— WORK TO BE COMPLETED —
Which lines below contain "Product"? Copy every one of them.

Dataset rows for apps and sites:
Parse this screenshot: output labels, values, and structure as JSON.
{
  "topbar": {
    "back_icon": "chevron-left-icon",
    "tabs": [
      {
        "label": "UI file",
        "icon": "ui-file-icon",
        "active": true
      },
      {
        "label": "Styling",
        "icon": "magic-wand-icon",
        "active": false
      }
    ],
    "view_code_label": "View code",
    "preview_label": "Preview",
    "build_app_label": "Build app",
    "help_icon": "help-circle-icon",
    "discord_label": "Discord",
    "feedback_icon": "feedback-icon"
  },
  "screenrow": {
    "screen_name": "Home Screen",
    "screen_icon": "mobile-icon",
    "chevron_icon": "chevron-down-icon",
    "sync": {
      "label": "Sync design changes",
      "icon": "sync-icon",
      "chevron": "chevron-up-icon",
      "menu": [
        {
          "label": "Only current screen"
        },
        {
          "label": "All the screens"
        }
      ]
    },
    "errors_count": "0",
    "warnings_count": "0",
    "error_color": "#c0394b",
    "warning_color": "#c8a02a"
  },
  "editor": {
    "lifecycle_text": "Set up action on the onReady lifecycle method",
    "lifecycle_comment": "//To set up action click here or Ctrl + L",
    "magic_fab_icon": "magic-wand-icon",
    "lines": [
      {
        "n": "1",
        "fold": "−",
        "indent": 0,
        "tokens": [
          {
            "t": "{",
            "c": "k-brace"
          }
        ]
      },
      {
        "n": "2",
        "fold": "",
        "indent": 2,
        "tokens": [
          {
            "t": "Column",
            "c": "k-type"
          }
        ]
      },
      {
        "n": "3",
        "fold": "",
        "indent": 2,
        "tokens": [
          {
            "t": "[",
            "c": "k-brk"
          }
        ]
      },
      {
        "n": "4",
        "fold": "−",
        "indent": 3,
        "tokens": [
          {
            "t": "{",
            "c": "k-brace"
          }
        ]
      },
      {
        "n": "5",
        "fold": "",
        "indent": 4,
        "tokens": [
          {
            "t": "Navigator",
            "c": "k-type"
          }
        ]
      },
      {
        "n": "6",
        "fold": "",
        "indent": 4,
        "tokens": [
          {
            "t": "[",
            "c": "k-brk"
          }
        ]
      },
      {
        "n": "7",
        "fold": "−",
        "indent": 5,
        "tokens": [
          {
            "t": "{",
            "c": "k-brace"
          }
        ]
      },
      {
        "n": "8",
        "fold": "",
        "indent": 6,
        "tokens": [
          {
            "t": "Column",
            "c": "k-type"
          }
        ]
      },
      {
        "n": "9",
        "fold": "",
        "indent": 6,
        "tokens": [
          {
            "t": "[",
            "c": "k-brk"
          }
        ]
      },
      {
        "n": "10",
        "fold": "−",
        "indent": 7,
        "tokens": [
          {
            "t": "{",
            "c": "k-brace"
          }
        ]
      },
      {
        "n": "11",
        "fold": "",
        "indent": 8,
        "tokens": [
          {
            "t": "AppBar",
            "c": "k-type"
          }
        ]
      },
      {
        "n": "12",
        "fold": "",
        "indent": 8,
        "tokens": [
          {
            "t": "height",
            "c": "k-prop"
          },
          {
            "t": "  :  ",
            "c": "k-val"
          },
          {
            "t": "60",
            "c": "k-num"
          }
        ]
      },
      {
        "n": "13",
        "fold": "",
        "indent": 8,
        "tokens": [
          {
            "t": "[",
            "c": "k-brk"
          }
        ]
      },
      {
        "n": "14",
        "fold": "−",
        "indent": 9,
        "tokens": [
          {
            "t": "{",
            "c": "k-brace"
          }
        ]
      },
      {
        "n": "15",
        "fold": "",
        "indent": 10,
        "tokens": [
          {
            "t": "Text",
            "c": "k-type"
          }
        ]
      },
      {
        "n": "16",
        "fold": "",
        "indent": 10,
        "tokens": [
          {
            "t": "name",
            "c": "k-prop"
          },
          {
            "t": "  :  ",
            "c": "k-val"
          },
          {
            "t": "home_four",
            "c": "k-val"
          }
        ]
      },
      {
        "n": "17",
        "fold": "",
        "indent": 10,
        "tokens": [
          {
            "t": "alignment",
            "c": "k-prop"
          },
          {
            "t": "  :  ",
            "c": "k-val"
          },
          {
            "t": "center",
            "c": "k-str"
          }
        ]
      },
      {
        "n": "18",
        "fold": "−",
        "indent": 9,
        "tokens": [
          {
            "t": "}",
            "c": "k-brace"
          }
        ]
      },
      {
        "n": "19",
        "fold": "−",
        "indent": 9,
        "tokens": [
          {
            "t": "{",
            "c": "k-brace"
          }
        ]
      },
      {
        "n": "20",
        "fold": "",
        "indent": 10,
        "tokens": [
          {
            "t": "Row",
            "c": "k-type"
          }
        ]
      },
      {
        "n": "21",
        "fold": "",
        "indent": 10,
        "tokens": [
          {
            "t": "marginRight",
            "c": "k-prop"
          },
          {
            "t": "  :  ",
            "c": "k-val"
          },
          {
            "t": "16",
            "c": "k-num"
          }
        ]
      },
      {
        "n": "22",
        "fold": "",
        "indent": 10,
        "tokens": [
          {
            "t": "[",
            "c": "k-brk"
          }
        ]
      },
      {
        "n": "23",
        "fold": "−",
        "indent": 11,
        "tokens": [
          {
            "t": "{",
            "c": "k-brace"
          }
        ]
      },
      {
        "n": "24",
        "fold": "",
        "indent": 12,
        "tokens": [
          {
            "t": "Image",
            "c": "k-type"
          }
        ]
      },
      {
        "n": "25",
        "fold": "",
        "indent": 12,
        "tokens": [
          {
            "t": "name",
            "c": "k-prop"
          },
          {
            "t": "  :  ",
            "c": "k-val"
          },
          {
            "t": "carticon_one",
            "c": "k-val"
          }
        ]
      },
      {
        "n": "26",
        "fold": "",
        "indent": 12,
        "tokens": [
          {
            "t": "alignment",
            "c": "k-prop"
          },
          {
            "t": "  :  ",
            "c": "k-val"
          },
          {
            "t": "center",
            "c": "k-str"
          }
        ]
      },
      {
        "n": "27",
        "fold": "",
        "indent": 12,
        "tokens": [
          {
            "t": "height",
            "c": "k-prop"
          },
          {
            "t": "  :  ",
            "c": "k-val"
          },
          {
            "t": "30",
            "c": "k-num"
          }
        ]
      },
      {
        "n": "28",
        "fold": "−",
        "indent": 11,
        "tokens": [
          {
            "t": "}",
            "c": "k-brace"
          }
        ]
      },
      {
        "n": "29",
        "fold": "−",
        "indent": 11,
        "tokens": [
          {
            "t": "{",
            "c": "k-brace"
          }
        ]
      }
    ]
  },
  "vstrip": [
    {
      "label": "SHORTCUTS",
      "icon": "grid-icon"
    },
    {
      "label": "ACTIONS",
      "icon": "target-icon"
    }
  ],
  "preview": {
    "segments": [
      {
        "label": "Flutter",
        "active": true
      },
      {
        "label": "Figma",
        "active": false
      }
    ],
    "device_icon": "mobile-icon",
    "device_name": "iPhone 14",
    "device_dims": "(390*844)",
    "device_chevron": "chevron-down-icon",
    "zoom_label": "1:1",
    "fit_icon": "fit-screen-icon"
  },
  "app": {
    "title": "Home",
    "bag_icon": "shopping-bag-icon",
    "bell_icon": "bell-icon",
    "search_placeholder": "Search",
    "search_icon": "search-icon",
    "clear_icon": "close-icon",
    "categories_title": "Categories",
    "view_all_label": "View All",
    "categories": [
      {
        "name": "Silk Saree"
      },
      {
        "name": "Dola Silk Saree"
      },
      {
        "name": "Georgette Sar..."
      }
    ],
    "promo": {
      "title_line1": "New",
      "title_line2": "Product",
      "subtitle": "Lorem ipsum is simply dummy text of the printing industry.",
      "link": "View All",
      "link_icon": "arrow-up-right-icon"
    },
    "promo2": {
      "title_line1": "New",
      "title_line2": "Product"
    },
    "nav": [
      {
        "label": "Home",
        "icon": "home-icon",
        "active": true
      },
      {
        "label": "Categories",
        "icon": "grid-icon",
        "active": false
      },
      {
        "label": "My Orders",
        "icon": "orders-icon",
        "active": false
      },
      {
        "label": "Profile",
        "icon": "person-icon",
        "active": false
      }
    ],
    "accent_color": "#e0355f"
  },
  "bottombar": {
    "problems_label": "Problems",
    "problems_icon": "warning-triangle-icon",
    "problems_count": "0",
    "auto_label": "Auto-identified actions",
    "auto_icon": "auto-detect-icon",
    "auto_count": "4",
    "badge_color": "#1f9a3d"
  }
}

— ANSWER SPACE —
      "title_line2": "Product",
      "title_line2": "Product"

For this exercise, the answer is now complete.